**Your objective:** Find the word "title" in the data, then copy each line where it is found.
>>>>
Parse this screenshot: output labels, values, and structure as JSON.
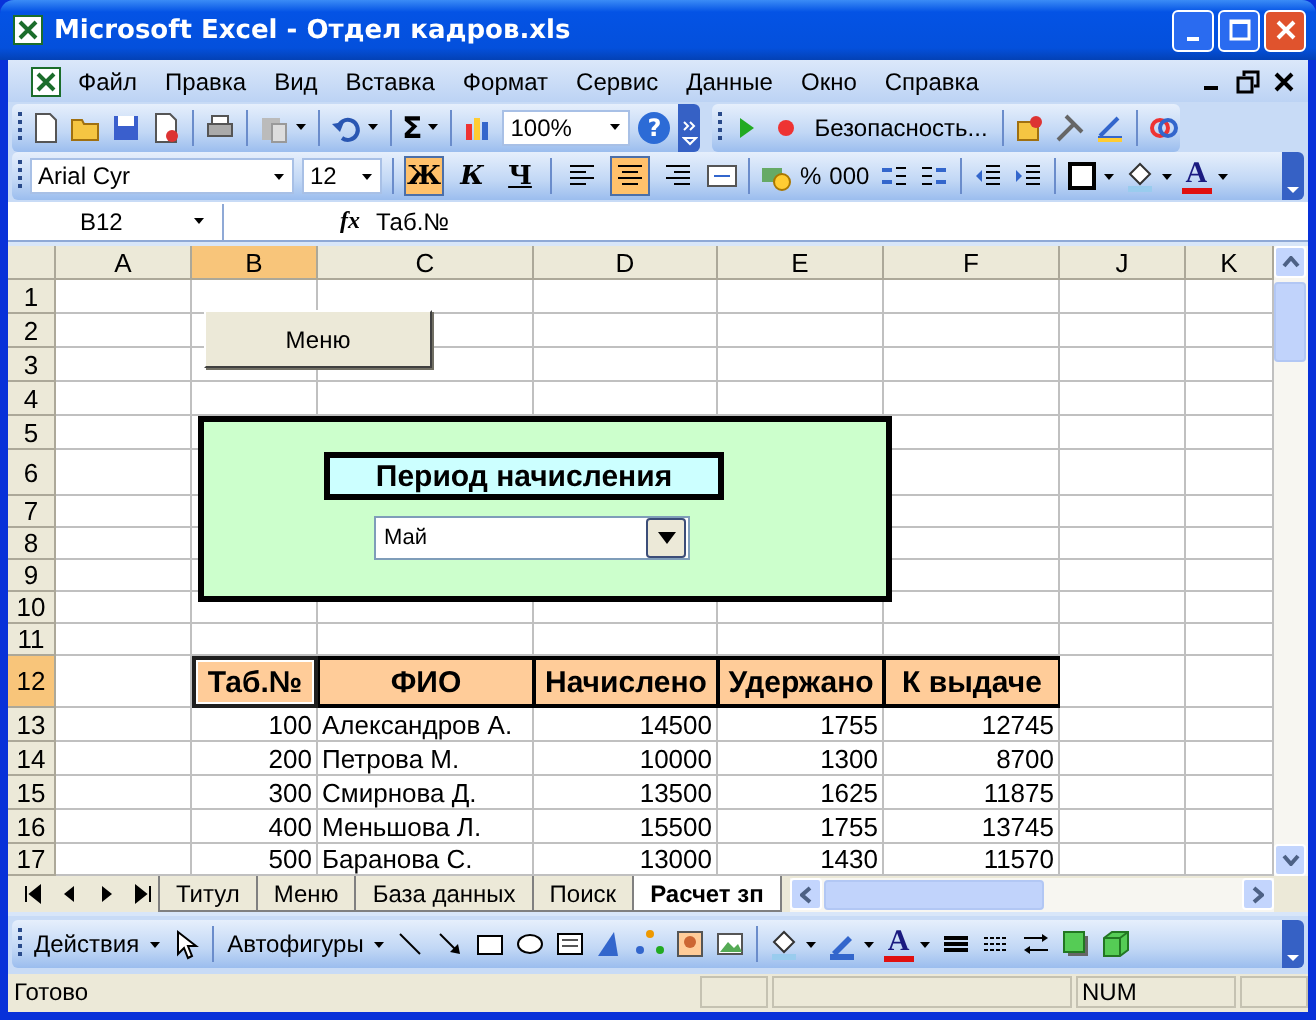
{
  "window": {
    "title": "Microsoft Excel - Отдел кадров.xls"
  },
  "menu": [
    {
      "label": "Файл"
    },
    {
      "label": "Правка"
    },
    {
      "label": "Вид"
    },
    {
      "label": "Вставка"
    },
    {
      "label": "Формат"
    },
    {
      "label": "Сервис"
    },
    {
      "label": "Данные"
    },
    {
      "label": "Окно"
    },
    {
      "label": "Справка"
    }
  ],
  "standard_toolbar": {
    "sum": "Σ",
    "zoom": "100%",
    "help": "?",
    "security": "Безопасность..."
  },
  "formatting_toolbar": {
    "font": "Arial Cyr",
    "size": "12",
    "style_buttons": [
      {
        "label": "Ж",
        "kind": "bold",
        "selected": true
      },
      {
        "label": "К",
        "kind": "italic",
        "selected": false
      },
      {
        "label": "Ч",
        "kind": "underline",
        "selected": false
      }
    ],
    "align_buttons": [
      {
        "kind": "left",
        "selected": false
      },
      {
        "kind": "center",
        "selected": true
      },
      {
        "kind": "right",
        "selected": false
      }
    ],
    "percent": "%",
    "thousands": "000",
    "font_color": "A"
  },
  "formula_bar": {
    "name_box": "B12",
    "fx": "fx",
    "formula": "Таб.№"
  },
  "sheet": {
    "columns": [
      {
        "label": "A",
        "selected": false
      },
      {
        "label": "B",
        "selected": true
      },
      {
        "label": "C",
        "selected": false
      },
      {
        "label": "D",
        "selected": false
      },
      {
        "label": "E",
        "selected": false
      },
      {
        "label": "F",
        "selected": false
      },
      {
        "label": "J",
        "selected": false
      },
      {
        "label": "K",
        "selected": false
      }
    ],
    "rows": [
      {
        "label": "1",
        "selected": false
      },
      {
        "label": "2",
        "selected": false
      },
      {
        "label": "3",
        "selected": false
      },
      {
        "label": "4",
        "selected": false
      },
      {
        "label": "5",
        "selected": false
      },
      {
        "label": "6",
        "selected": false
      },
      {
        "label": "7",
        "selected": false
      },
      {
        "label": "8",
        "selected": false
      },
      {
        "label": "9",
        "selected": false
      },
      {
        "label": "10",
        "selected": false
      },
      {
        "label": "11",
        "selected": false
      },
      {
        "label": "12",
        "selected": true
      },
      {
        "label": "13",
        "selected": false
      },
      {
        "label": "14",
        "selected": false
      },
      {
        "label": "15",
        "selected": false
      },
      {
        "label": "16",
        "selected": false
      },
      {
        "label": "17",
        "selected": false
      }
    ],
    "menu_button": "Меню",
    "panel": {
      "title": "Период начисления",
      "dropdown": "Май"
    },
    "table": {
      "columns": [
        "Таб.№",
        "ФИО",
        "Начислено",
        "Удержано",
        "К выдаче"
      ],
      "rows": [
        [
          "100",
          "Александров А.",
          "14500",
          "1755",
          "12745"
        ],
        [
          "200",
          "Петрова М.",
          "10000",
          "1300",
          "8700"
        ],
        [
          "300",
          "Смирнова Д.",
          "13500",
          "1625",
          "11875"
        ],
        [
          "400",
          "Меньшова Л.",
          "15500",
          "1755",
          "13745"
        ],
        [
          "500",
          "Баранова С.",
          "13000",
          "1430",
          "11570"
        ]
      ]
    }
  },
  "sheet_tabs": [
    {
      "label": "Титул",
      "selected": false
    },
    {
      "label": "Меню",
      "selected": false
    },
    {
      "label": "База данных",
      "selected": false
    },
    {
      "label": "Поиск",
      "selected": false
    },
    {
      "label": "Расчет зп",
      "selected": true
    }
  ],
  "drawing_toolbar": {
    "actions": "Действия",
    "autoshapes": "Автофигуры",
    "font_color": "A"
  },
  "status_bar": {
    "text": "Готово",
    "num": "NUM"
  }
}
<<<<
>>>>
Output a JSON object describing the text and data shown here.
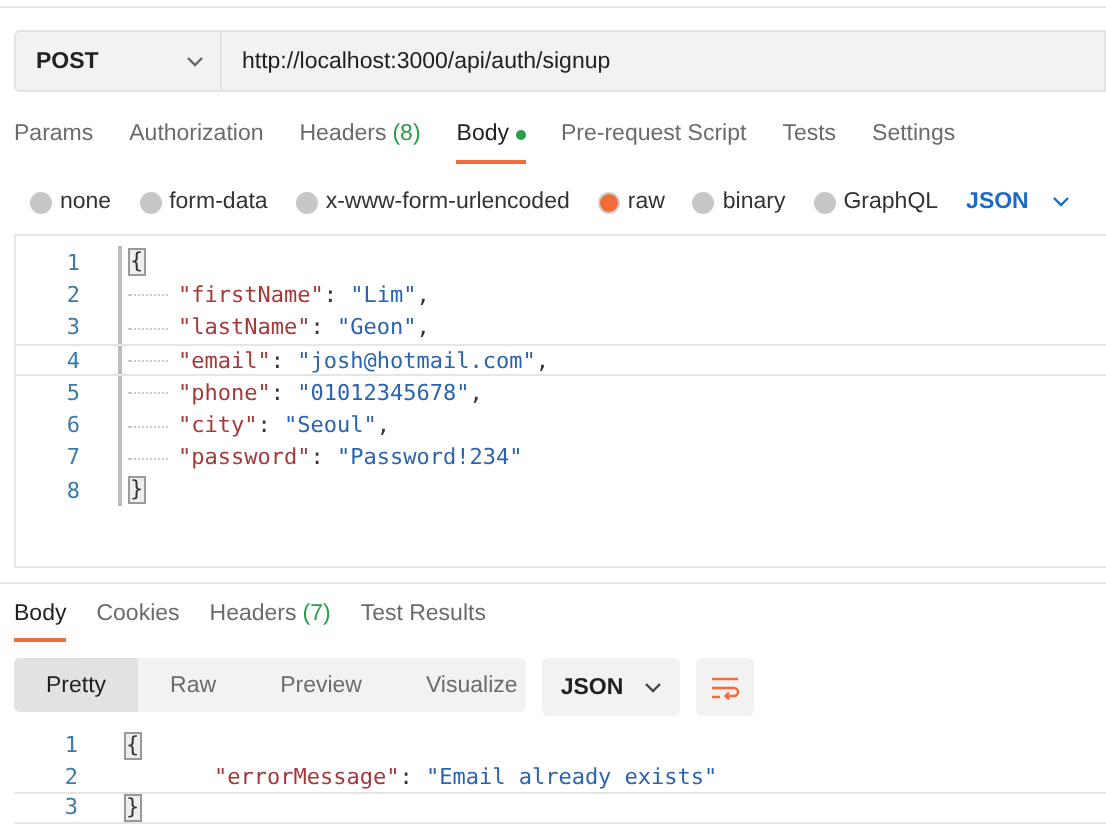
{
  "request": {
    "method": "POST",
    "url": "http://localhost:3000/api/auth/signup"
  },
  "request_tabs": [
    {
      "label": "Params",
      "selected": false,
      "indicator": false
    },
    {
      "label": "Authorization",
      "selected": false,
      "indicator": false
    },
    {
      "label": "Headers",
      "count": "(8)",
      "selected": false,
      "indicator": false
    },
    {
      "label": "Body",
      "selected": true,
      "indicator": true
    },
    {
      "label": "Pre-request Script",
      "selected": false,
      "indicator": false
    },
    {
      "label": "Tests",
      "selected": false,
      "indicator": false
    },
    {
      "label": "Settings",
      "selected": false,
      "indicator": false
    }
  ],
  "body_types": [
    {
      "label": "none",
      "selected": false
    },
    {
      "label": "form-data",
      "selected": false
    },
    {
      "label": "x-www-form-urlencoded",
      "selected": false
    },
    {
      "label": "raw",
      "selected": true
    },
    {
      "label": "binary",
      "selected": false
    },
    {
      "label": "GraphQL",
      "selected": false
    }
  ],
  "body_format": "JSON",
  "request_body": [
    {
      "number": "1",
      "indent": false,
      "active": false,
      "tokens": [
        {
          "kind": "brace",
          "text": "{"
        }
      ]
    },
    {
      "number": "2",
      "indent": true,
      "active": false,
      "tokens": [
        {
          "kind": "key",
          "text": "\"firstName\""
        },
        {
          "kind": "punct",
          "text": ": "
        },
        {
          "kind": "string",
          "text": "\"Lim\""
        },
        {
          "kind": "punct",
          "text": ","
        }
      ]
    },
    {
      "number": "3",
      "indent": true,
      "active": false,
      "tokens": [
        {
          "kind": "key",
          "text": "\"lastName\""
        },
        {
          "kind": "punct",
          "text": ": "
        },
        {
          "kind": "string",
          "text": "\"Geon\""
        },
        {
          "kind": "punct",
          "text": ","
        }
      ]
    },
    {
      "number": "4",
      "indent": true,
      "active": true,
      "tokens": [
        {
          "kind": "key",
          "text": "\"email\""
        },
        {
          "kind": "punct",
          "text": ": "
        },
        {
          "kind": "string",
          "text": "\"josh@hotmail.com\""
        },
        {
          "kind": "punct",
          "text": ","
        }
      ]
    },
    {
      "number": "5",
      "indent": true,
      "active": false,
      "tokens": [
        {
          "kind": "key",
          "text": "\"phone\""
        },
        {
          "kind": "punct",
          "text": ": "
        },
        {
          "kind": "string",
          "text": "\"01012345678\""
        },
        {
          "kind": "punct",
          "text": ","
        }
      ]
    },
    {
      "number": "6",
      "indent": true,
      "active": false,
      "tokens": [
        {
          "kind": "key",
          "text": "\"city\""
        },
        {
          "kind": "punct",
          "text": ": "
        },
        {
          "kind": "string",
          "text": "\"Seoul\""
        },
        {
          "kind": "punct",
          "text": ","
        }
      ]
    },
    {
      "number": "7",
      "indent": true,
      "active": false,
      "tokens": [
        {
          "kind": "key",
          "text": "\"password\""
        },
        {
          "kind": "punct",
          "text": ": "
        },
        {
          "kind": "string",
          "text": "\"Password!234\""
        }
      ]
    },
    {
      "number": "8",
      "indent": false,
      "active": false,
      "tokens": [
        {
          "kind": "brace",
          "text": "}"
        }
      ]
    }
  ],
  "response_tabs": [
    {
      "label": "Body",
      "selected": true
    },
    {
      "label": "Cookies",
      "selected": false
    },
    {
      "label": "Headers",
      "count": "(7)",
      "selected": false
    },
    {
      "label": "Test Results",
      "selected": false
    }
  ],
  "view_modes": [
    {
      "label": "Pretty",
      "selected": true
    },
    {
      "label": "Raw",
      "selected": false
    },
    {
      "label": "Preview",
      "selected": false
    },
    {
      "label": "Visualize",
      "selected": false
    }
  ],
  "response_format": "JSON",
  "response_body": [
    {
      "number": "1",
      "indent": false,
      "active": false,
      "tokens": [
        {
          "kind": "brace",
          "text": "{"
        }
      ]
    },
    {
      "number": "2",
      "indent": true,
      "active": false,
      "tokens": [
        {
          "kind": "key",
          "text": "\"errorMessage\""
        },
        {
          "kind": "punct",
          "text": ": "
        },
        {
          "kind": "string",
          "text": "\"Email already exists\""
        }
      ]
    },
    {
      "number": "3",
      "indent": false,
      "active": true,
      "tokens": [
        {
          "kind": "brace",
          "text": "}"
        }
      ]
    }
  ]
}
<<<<
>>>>
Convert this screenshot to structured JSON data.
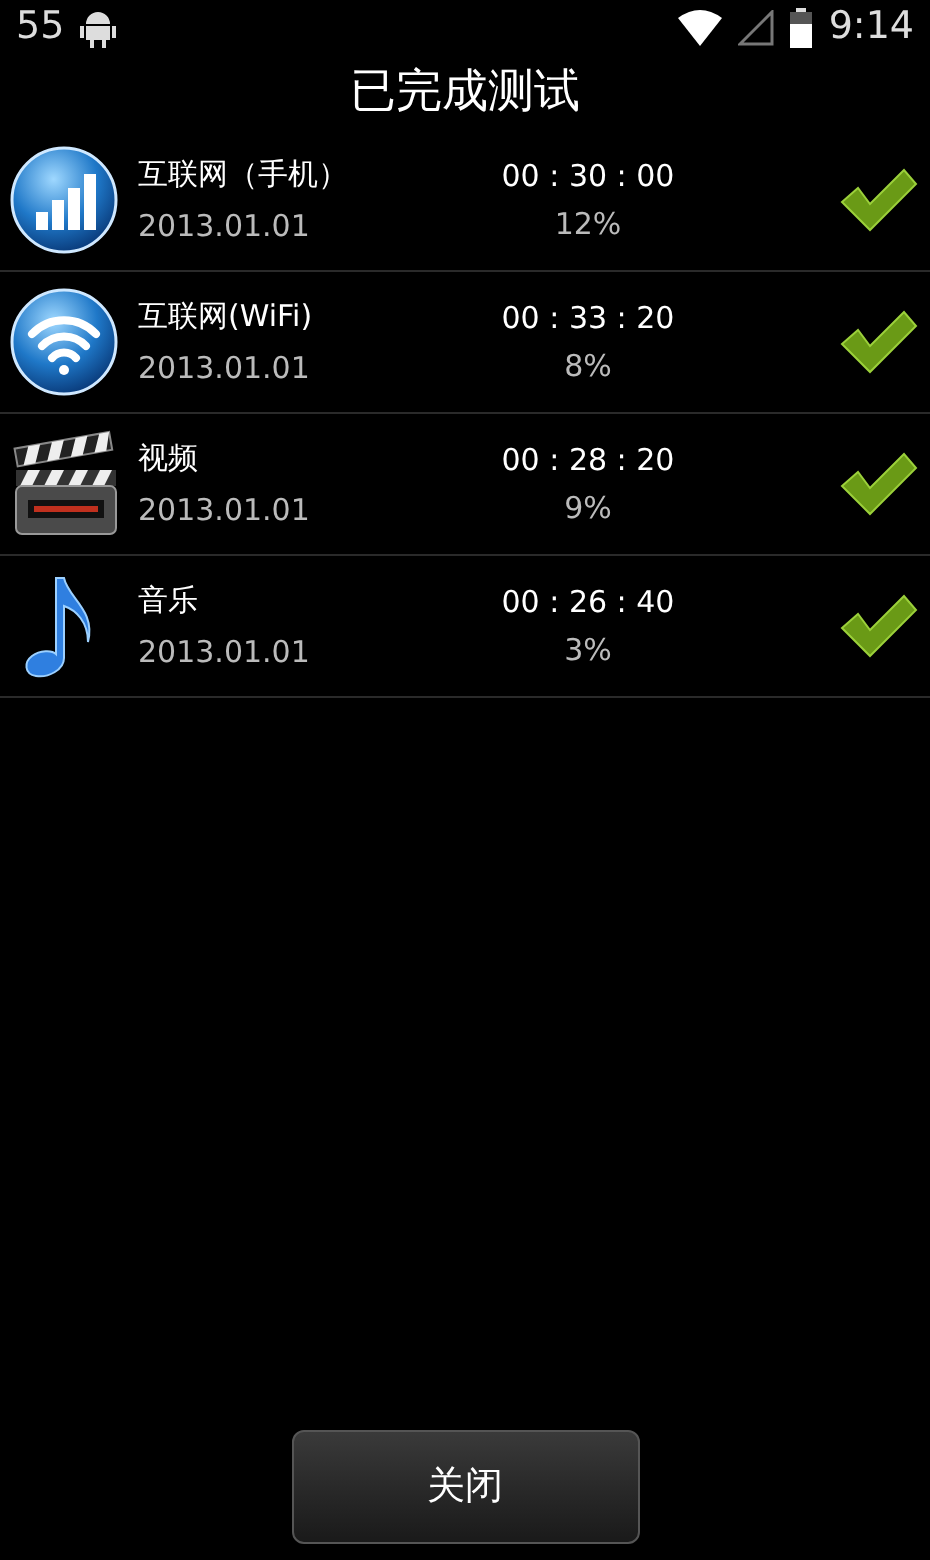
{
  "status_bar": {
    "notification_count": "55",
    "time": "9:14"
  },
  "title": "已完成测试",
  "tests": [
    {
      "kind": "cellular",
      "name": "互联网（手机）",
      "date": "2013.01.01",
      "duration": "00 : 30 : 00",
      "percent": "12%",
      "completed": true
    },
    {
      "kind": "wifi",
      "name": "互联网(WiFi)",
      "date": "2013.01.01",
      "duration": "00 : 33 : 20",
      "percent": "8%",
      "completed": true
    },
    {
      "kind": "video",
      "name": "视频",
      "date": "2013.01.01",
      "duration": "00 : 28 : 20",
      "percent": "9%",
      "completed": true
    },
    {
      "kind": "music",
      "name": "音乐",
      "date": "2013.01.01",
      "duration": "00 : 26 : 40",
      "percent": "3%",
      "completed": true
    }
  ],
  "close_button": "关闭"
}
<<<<
**Result of this task:**
    "title": "Microsoft Excel - Отдел кадров.xls"
      "title": "Период начисления",
  "title": "已完成测试",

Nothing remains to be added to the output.